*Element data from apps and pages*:
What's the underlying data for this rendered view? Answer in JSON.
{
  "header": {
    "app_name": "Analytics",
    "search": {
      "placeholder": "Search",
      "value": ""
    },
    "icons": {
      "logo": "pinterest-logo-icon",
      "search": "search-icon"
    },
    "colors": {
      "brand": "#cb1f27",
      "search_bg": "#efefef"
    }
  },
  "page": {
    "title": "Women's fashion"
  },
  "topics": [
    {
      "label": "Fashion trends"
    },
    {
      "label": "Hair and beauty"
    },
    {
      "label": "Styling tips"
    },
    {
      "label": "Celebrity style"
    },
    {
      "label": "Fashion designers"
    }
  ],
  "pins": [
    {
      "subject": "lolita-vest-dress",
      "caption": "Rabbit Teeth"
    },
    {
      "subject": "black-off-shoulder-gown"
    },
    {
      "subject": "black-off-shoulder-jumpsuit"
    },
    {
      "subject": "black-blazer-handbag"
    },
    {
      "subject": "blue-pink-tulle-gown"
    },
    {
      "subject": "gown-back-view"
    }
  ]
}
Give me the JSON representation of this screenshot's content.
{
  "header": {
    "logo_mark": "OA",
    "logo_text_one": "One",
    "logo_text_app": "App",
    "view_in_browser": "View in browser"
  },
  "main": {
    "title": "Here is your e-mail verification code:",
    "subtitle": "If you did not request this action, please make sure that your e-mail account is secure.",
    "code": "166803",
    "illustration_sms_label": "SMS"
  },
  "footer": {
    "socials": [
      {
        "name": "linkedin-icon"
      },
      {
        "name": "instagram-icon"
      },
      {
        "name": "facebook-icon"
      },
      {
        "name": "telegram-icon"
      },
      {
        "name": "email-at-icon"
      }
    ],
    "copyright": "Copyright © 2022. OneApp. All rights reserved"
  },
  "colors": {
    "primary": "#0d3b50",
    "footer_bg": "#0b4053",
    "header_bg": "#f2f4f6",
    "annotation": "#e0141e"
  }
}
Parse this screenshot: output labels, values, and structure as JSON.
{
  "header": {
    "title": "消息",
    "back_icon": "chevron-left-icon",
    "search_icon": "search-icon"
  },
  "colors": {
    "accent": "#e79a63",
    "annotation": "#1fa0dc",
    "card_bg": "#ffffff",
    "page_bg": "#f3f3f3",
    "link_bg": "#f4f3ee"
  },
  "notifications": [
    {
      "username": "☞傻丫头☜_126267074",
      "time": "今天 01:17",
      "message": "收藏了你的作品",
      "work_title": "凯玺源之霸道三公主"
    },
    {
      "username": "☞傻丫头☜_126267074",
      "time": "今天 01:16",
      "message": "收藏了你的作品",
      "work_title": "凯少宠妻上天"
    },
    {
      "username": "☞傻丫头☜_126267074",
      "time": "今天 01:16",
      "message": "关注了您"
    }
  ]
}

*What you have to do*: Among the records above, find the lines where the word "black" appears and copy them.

*Solution for this problem*:
      "subject": "black-off-shoulder-gown"
      "subject": "black-off-shoulder-jumpsuit"
      "subject": "black-blazer-handbag"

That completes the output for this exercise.